> [WHAT YOU SHOULD DO]: All of the data below is to be repeated exactly, except for the pictures.

> [INPUT DATA]:

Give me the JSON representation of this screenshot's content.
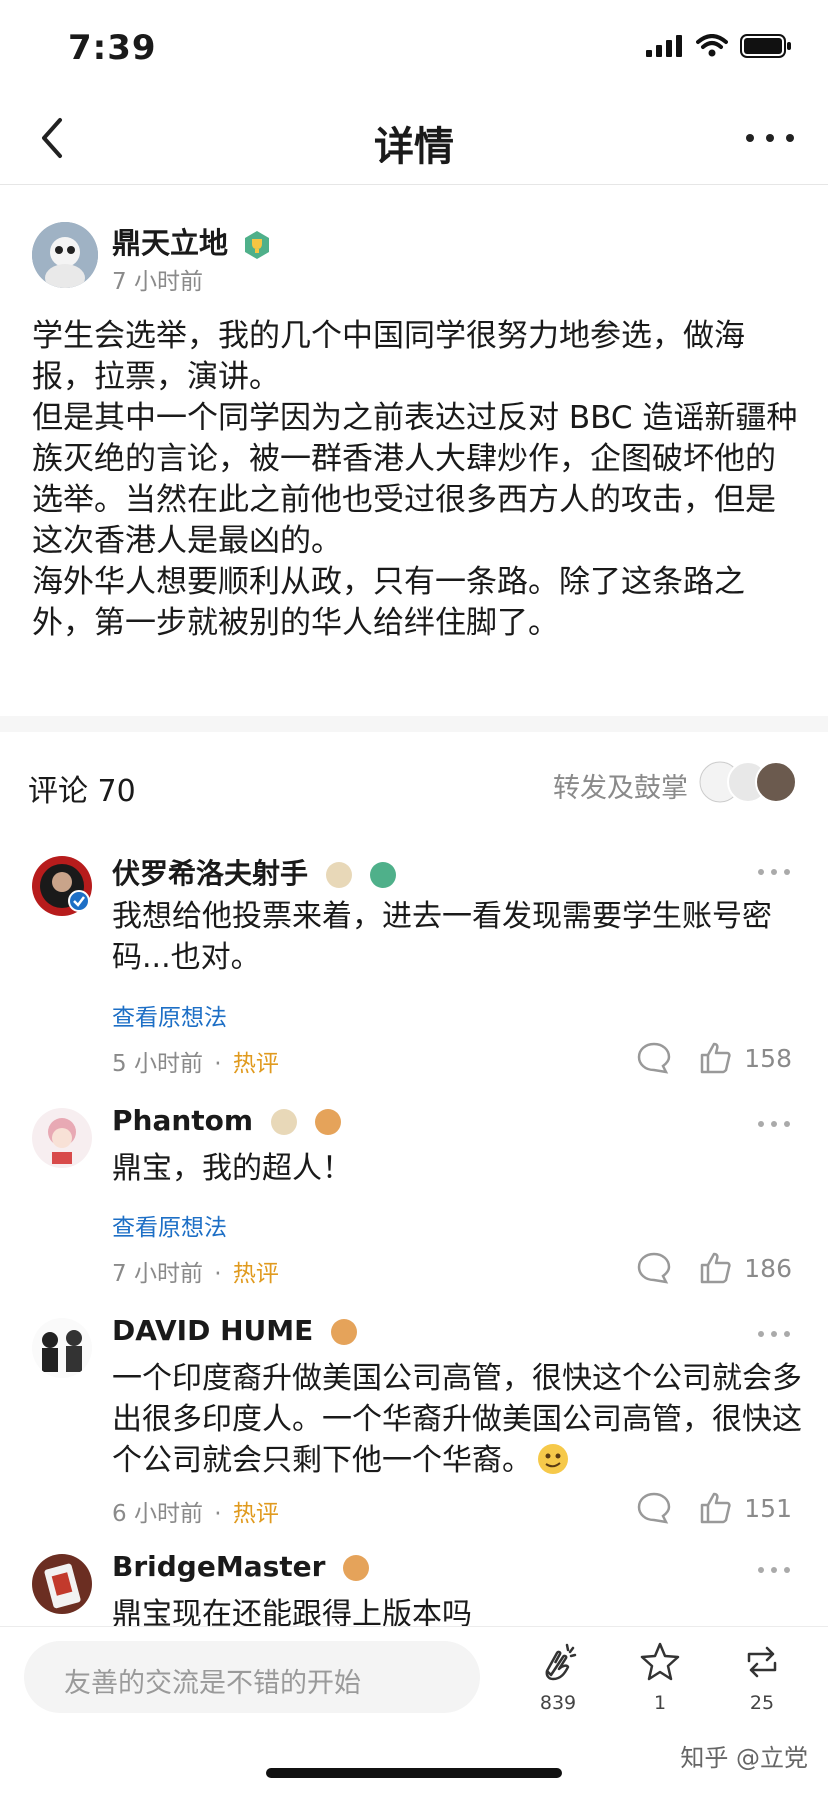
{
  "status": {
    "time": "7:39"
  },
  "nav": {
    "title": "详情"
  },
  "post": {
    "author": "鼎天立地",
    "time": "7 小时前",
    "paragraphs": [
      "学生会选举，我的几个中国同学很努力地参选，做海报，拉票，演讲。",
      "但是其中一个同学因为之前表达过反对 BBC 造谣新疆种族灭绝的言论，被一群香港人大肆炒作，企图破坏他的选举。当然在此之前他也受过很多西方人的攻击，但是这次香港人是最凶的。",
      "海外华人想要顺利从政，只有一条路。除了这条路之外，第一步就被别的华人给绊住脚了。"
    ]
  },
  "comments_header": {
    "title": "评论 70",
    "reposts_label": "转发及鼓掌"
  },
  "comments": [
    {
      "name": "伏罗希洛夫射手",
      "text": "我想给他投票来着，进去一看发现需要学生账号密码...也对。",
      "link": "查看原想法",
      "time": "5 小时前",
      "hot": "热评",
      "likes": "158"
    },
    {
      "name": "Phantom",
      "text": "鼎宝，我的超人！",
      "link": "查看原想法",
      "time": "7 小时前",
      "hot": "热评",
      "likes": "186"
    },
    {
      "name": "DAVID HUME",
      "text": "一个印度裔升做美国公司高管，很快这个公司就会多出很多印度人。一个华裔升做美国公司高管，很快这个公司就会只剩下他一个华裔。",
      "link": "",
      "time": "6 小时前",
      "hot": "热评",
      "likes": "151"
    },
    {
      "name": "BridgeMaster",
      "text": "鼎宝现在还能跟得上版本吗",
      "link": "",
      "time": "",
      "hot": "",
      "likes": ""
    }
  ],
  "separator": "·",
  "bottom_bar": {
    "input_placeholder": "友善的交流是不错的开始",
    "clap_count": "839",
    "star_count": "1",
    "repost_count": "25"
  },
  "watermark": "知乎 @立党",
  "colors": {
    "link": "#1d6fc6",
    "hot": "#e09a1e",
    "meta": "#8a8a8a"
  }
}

> [RESPONSE TO THE EXERCISE]:
Give me the JSON representation of this screenshot's content.
{
  "status": {
    "time": "7:39"
  },
  "nav": {
    "title": "详情"
  },
  "post": {
    "author": "鼎天立地",
    "time": "7 小时前",
    "paragraphs": [
      "学生会选举，我的几个中国同学很努力地参选，做海报，拉票，演讲。",
      "但是其中一个同学因为之前表达过反对 BBC 造谣新疆种族灭绝的言论，被一群香港人大肆炒作，企图破坏他的选举。当然在此之前他也受过很多西方人的攻击，但是这次香港人是最凶的。",
      "海外华人想要顺利从政，只有一条路。除了这条路之外，第一步就被别的华人给绊住脚了。"
    ]
  },
  "comments_header": {
    "title": "评论 70",
    "reposts_label": "转发及鼓掌"
  },
  "comments": [
    {
      "name": "伏罗希洛夫射手",
      "text": "我想给他投票来着，进去一看发现需要学生账号密码...也对。",
      "link": "查看原想法",
      "time": "5 小时前",
      "hot": "热评",
      "likes": "158"
    },
    {
      "name": "Phantom",
      "text": "鼎宝，我的超人！",
      "link": "查看原想法",
      "time": "7 小时前",
      "hot": "热评",
      "likes": "186"
    },
    {
      "name": "DAVID HUME",
      "text": "一个印度裔升做美国公司高管，很快这个公司就会多出很多印度人。一个华裔升做美国公司高管，很快这个公司就会只剩下他一个华裔。",
      "link": "",
      "time": "6 小时前",
      "hot": "热评",
      "likes": "151"
    },
    {
      "name": "BridgeMaster",
      "text": "鼎宝现在还能跟得上版本吗",
      "link": "",
      "time": "",
      "hot": "",
      "likes": ""
    }
  ],
  "separator": "·",
  "bottom_bar": {
    "input_placeholder": "友善的交流是不错的开始",
    "clap_count": "839",
    "star_count": "1",
    "repost_count": "25"
  },
  "watermark": "知乎 @立党",
  "colors": {
    "link": "#1d6fc6",
    "hot": "#e09a1e",
    "meta": "#8a8a8a"
  }
}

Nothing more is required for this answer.